Pollock has authored 150 peer-reviewed papers along with nearly 40 invited reviews and commentaries and 11 book chapters including one as editor. Pollock recently completed a 6 year term as Associate Editor for the American Journal of Physiology: Regulatory, Integrative and Comparative Physiology. He has been a Topic Editor for the renal section of Comprehensive Physiology for the past 5 years and recently accepted the assignment of Editor in Chief. Pollock has also served as Associate Editor of Vascular Pharmacology as well as several other guest editorships. He also serves on the editorial board of the American Journal of Physiology: Heart and Circulation, Hypertension, and Nitric Oxide: Biology and Chemistry. He has been a member of the APS Publications Committee for the past 3 years.

Pollock has been active in a wide range of national and international organizations. He was recently elected at the 87th President of the American Physiological Society. He has organized several conferences with APS as well as a FASEB Summer Conference, the International Conference on Endothelin, and a Forefronts Conference with the International Society of Nephrology. He serves as a founding member of the International Advisory Board for the bi-annual conferences on endothelin. 

In terms of additional APS service, Pollock has served on the Career Opportunities Committee, the Liaison with Industry Committee, Committee on Committees, APS Council as well as several posts within the APS Renal Section. At the Medical College of Georgia, Pollock served for nearly 10 years as the founding Chair of the Curriculum Committee for the Biomedical Sciences PhD Program.

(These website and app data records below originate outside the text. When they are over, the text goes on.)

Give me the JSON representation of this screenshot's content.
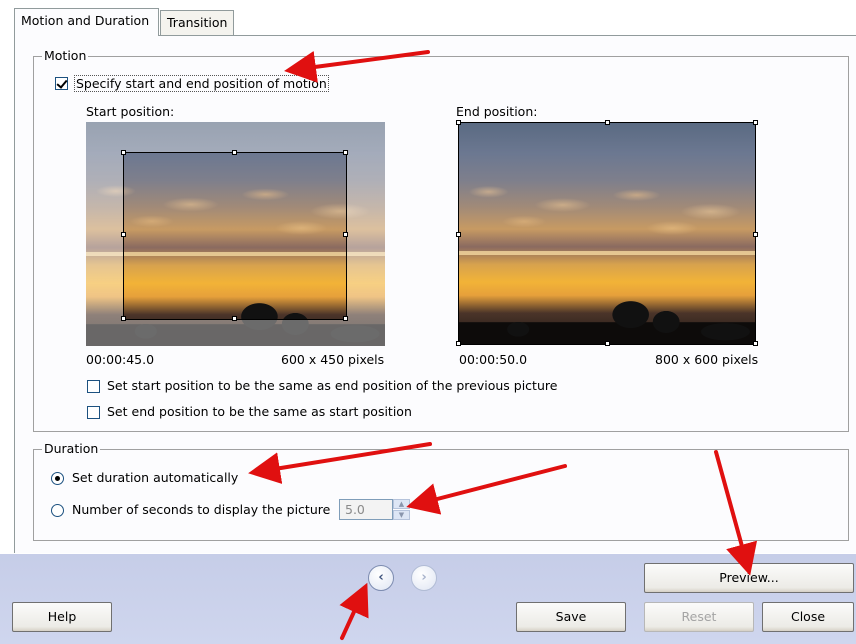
{
  "tabs": [
    {
      "label": "Motion and Duration",
      "active": true
    },
    {
      "label": "Transition",
      "active": false
    }
  ],
  "motion": {
    "group_title": "Motion",
    "specify_checkbox": {
      "label": "Specify start and end position of motion",
      "checked": true
    },
    "start": {
      "heading": "Start position:",
      "time": "00:00:45.0",
      "size": "600 x 450 pixels"
    },
    "end": {
      "heading": "End position:",
      "time": "00:00:50.0",
      "size": "800 x 600 pixels"
    },
    "same_as_previous": {
      "label": "Set start position to be the same as end position of the previous picture",
      "checked": false
    },
    "same_as_start": {
      "label": "Set end position to be the same as start position",
      "checked": false
    }
  },
  "duration": {
    "group_title": "Duration",
    "auto": {
      "label": "Set duration automatically",
      "selected": true
    },
    "manual": {
      "label": "Number of seconds to display the picture",
      "selected": false,
      "value": "5.0"
    }
  },
  "buttons": {
    "preview": "Preview...",
    "help": "Help",
    "save": "Save",
    "reset": "Reset",
    "close": "Close"
  },
  "nav": {
    "prev_icon": "chevron-left-icon",
    "next_icon": "chevron-right-icon"
  },
  "colors": {
    "annotation_arrow": "#e01010",
    "bottom_bar": "#c6cde8"
  }
}
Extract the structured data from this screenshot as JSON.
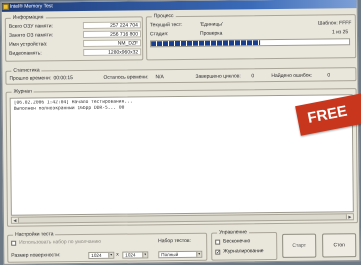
{
  "window": {
    "title": "Intel® Memory Test"
  },
  "info_panel": {
    "legend": "Информация",
    "rows": [
      {
        "label": "Всего ОЗУ памяти:",
        "value": "257 224 704"
      },
      {
        "label": "Занято ОЗ памяти:",
        "value": "256 716 800"
      },
      {
        "label": "Имя устройства:",
        "value": "NM_DZF"
      },
      {
        "label": "Видеопамять:",
        "value": "1280x960x32"
      }
    ]
  },
  "process_panel": {
    "legend": "Процесс",
    "current_test_label": "Текущий тест:",
    "current_test_value": "'Единицы'",
    "pattern_label": "Шаблон: FFFF",
    "stage_label": "Стадия:",
    "stage_value": "Проверка",
    "count_label": "1 из 25",
    "progress_fraction": 0.55
  },
  "stats_panel": {
    "legend": "Статистика",
    "elapsed_label": "Прошло времени:",
    "elapsed_value": "00:00:15",
    "remaining_label": "Осталось времени:",
    "remaining_value": "N/A",
    "passes_label": "Завершено циклов:",
    "passes_value": "0",
    "errors_label": "Найдено ошибок:",
    "errors_value": "0"
  },
  "journal_panel": {
    "legend": "Журнал",
    "lines": [
      "[06.02.2006 1:42:04] Начало тестирования...",
      "Выполнен полноэкранный 16bpp DDR-5... 00"
    ]
  },
  "settings_panel": {
    "legend": "Настройки теста",
    "auto_label": "Использовать набор по умолчанию",
    "test_set_label": "Набор тестов:",
    "surface_label": "Размер поверхности:",
    "width_value": "1024",
    "height_value": "1024",
    "mode_value": "Полный"
  },
  "control_panel": {
    "legend": "Управление",
    "infinite_label": "Бесконечно",
    "infinite_checked": false,
    "journal_label": "Журналирование",
    "journal_checked": true
  },
  "buttons": {
    "start": "Старт",
    "stop": "Стоп"
  },
  "banner": {
    "text": "FREE"
  }
}
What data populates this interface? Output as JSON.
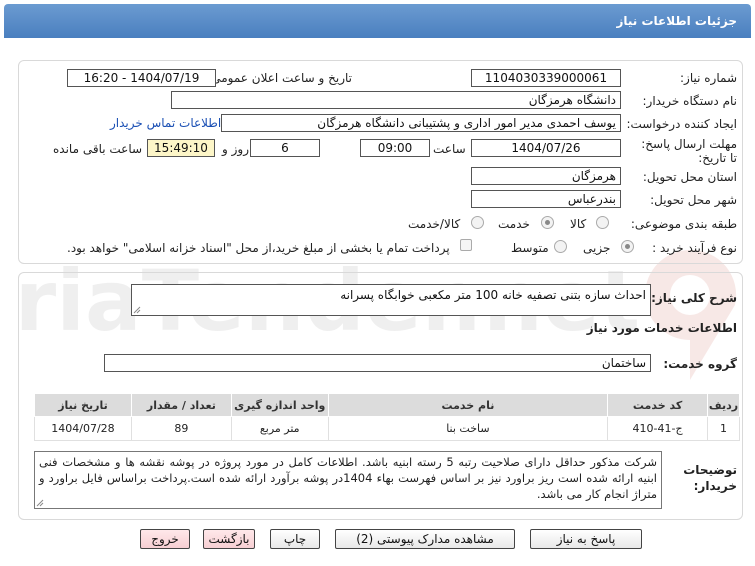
{
  "header": {
    "title": "جزئیات اطلاعات نیاز"
  },
  "form": {
    "need_number_label": "شماره نیاز:",
    "need_number": "1104030339000061",
    "announce_label": "تاریخ و ساعت اعلان عمومی:",
    "announce_value": "1404/07/19 - 16:20",
    "buyer_label": "نام دستگاه خریدار:",
    "buyer_value": "دانشگاه هرمزگان",
    "creator_label": "ایجاد کننده درخواست:",
    "creator_value": "یوسف احمدی مدیر امور اداری و پشتیبانی دانشگاه هرمزگان",
    "contact_link": "اطلاعات تماس خریدار",
    "deadline_label": "مهلت ارسال پاسخ: تا تاریخ:",
    "deadline_date": "1404/07/26",
    "time_label": "ساعت",
    "deadline_time": "09:00",
    "days_value": "6",
    "days_label": "روز و",
    "remaining_time": "15:49:10",
    "remaining_label": "ساعت باقی مانده",
    "province_label": "استان محل تحویل:",
    "province_value": "هرمزگان",
    "city_label": "شهر محل تحویل:",
    "city_value": "بندرعباس",
    "category_label": "طبقه بندی موضوعی:",
    "category_options": [
      "کالا",
      "خدمت",
      "کالا/خدمت"
    ],
    "category_selected": "خدمت",
    "process_label": "نوع فرآیند خرید :",
    "process_options": [
      "جزیی",
      "متوسط"
    ],
    "process_selected": "جزیی",
    "payment_note": "پرداخت تمام یا بخشی از مبلغ خرید،از محل \"اسناد خزانه اسلامی\" خواهد بود."
  },
  "summary": {
    "label": "شرح کلی نیاز:",
    "value": "احداث سازه بتنی تصفیه خانه 100 متر مکعبی خوابگاه پسرانه"
  },
  "services_section": {
    "title": "اطلاعات خدمات مورد نیاز",
    "group_label": "گروه خدمت:",
    "group_value": "ساختمان"
  },
  "table": {
    "headers": [
      "ردیف",
      "کد خدمت",
      "نام خدمت",
      "واحد اندازه گیری",
      "تعداد / مقدار",
      "تاریخ نیاز"
    ],
    "rows": [
      [
        "1",
        "ج-41-410",
        "ساخت بنا",
        "متر مربع",
        "89",
        "1404/07/28"
      ]
    ]
  },
  "buyer_notes": {
    "label": "توضیحات خریدار:",
    "text": "شرکت مذکور حداقل دارای صلاحیت رتبه 5 رسته ابنیه باشد. اطلاعات کامل در مورد پروژه در پوشه نقشه ها و مشخصات فنی ابنیه ارائه شده است ریز براورد نیز بر اساس فهرست بهاء 1404در پوشه برآورد ارائه شده است.پرداخت براساس فایل براورد و متراژ انجام کار می باشد."
  },
  "buttons": {
    "reply": "پاسخ به نیاز",
    "attachments": "مشاهده مدارک پیوستی (2)",
    "print": "چاپ",
    "back": "بازگشت",
    "exit": "خروج"
  },
  "watermark": {
    "text": "AriaTender.net"
  },
  "colors": {
    "header_blue": "#5a8bc8",
    "link_blue": "#1a4fb4",
    "button_pink": "#f7cfd3",
    "watermark_red": "#c0392b"
  }
}
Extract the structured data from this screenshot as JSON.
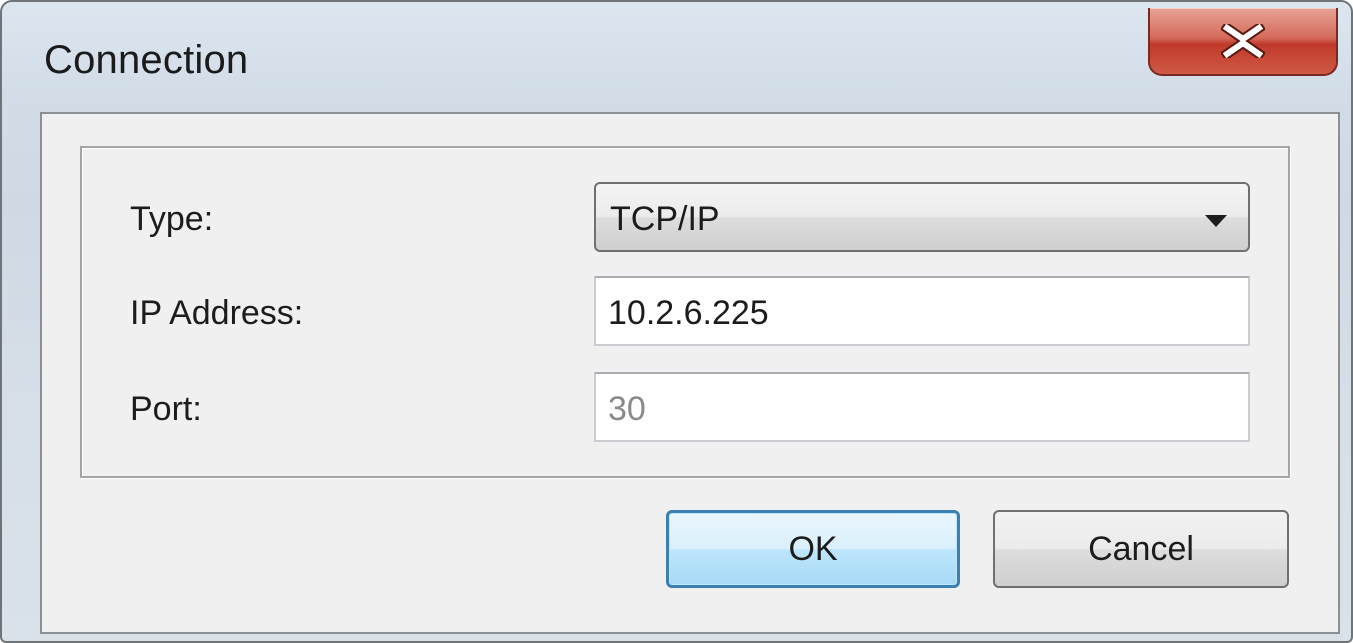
{
  "window": {
    "title": "Connection",
    "close_icon": "close-x-icon"
  },
  "form": {
    "type_label": "Type:",
    "type_value": "TCP/IP",
    "type_arrow_icon": "dropdown-arrow-icon",
    "ip_label": "IP Address:",
    "ip_value": "10.2.6.225",
    "port_label": "Port:",
    "port_value": "30"
  },
  "buttons": {
    "ok_label": "OK",
    "cancel_label": "Cancel"
  },
  "colors": {
    "close_button": "#c0392b",
    "default_button_border": "#3c7fb1",
    "disabled_text": "#8a8a8a"
  }
}
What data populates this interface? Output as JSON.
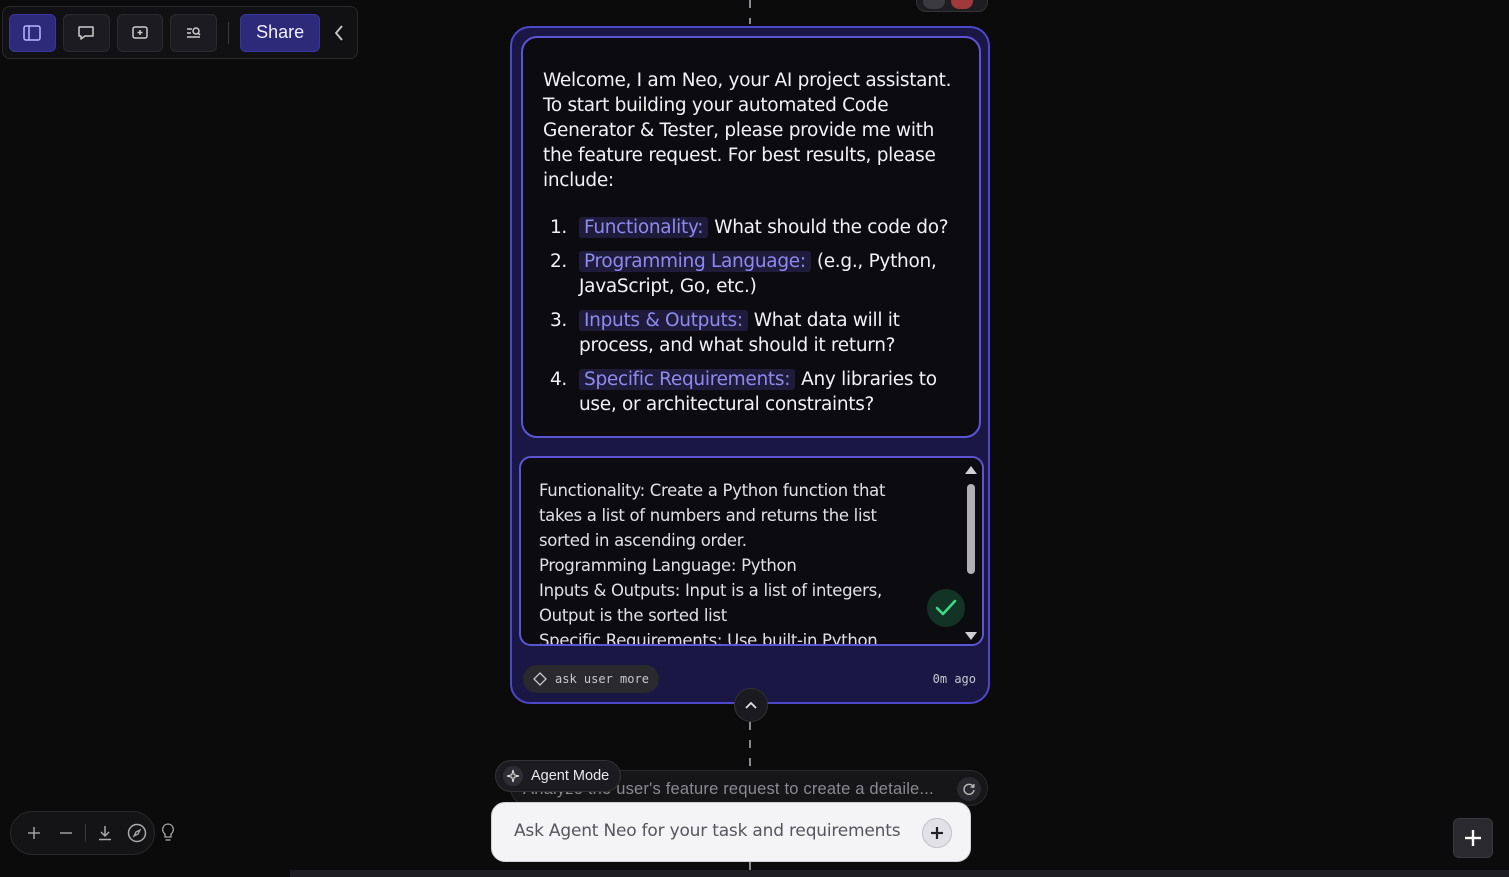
{
  "toolbar": {
    "buttons": [
      {
        "name": "sidebar-toggle-icon"
      },
      {
        "name": "comment-icon"
      },
      {
        "name": "add-frame-icon"
      },
      {
        "name": "search-icon"
      }
    ],
    "share_label": "Share"
  },
  "message": {
    "intro": "Welcome, I am Neo, your AI project assistant. To start building your automated Code Generator & Tester, please provide me with the feature request. For best results, please include:",
    "items": [
      {
        "num": "1.",
        "label": "Functionality:",
        "text": "What should the code do?"
      },
      {
        "num": "2.",
        "label": "Programming Language:",
        "text": "(e.g., Python, JavaScript, Go, etc.)"
      },
      {
        "num": "3.",
        "label": "Inputs & Outputs:",
        "text": "What data will it process, and what should it return?"
      },
      {
        "num": "4.",
        "label": "Specific Requirements:",
        "text": "Any libraries to use, or architectural constraints?"
      }
    ]
  },
  "reply": {
    "lines": [
      "Functionality: Create a Python function that takes a list of numbers and returns the list sorted in ascending order.",
      "Programming Language: Python",
      "Inputs & Outputs: Input is a list of integers, Output is the sorted list",
      "Specific Requirements: Use built-in Python"
    ]
  },
  "card_footer": {
    "tag_label": "ask user more",
    "time": "0m ago"
  },
  "task": {
    "text": "Analyze the user's feature request to create a detaile...",
    "agent_mode_label": "Agent Mode"
  },
  "input": {
    "placeholder": "Ask Agent Neo for your task and requirements"
  },
  "colors": {
    "accent": "#4d47c9",
    "highlight_text": "#8f8af0",
    "check": "#3ddc84"
  }
}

He has directed an NIH supported institutional training program in cardiovascular biology for the past 10 years. 

Pollock has received a number of honors and awards including the Louis K Dahl Award for hypertension research from the AHA in 2013. At the Medical College of Georgia, he has received the Outstanding Faculty Award and the Distinguished Basic Science Research Award, among several others. 

Research/Clinical Interest

Hypertension and Renal Disease

Pollock’s research deals with the control of sodium excretion and the role of the kidney in blood pressure regulation. His long-standing interest in natriuretic factors has led to his active involvement in elucidating the actions of endothelin, primarily within the kidney but also in vascular and nervous systems. His research has helped to elucidate the opposing actions of endothelin A versus endothelin B receptors in both renal vasculature and the tubular system. Recent studies from his lab have suggested that defects in the endothelin B receptor system contribute to salt-sensitivity in hypertension. More recently, his research has included collaborators conducting human studies that address these same mechanisms. His work also includes the role of endothelin in glomerular injury where his lab has conducted important proof of concept studies providing evidence that endothelin contributes directly to diabetic glomerular dysfunction and that ETA receptor antagonists exert therapeutic benefit as recently shown in clinical trials. This work has extended beyond diabetes and now includes sickle nephropathy, a problem of rising incidence in subjects with sickle cell disease.


University of Evansville - B.S.(1978)
University of Cincinnati - Ph.D.(1983)